"Yeah, okay" he said. "I'll get some baling twine out of the back."
The crook was screaming on the floor above Mr. Harrison's head. His hands were covering his face and turning a flaming red. I walked over to him and stood watch over him. A sudden surge of energy flowed through me.
Ken ran back with the baling twine and some duct tape. He and the teenager tied up the ex-gunman. The teenager retrieved the gun from the floor, timidly placing it on the check stand. Ken wrapped duct tape over the robbers' mouth. I ran into the office and pushed down the emergency police alert button, located near the safe.
I paced the lobby until about six-thirty when we were startled by a sharp banging. Three policemen and two ambulance personnel were waiting at the glass doors.
"I got it." Ken ran over to the doors and let them in. He explained to one of the policemen what had happened. Calmness washed over me as I watched the ambulance drivers take Mr. Harrison away on a stretcher. I knew he would be okay because of the quick thinking of the teenager and the courage of the big lady to learn CPR in a hurry. The policemen weren't showing much mercy to the robber as they ripped the duct tape from his mouth and cut away the rope, replacing it with handcuffs.
Ken finished giving his report to the policeman and walked over to me. "You sure handled that gunman great Gayle. Does your husband know he's married to a real hero?

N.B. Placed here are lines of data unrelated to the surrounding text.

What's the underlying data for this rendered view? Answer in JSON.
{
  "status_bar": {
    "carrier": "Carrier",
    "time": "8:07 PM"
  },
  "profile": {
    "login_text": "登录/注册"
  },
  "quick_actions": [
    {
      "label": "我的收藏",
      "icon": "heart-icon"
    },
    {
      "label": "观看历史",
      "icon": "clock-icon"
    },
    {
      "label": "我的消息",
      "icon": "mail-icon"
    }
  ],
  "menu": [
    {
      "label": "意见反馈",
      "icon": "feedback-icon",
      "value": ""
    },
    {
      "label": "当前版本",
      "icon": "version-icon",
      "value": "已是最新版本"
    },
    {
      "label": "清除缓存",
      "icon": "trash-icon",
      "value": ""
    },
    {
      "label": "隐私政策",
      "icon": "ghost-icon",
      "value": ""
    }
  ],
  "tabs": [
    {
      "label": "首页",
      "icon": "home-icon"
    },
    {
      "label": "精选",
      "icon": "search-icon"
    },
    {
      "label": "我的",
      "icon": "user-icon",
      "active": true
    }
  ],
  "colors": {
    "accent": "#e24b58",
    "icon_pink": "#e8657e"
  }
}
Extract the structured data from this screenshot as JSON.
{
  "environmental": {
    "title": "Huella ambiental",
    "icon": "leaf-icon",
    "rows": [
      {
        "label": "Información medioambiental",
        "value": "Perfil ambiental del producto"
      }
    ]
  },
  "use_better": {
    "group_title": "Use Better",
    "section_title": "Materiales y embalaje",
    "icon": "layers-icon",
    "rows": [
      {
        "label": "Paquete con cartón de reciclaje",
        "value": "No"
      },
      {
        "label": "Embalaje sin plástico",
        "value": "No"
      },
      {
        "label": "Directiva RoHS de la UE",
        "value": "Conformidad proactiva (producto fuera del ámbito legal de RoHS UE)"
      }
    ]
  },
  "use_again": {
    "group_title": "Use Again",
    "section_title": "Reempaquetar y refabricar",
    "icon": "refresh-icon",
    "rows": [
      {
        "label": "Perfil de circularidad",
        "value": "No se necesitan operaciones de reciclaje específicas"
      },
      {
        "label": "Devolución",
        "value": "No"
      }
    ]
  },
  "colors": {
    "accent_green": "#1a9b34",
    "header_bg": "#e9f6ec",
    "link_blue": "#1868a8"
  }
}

Tami Richards Tami has interests in poetry, photography, and women\'s history.